Source data:

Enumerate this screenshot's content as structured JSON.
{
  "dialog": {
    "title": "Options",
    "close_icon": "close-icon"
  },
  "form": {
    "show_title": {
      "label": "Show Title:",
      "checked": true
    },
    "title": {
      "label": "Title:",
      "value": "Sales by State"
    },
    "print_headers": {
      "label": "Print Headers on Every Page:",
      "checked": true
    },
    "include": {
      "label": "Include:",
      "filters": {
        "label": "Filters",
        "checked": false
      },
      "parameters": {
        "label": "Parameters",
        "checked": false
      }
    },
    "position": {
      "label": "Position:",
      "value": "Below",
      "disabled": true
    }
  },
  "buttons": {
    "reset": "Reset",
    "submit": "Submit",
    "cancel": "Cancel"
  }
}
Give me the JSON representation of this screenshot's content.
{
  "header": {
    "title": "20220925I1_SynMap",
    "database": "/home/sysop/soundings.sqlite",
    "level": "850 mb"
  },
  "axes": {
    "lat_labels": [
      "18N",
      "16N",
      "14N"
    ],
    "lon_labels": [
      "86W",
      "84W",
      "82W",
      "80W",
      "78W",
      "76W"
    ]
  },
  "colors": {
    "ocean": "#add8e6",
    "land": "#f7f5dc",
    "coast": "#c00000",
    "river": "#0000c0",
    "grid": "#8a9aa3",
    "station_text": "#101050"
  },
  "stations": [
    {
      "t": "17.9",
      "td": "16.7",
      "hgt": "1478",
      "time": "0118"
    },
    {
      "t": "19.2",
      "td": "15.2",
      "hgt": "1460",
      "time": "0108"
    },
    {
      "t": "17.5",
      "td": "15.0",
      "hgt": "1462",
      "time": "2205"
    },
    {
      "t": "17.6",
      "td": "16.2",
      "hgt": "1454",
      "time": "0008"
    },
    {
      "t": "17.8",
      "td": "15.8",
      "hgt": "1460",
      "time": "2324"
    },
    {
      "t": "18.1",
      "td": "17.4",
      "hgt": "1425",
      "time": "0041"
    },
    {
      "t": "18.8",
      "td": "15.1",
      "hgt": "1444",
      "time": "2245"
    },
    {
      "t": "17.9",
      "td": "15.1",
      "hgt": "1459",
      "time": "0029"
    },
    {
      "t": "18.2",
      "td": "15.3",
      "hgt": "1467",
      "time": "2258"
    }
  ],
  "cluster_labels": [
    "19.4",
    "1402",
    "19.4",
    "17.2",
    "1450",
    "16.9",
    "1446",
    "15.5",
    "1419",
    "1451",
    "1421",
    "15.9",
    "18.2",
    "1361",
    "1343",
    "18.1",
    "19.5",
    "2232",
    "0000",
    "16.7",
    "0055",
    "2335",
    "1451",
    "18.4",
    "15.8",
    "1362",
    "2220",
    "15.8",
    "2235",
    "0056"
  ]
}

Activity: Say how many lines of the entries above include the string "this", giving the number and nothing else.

Answer for the task: 2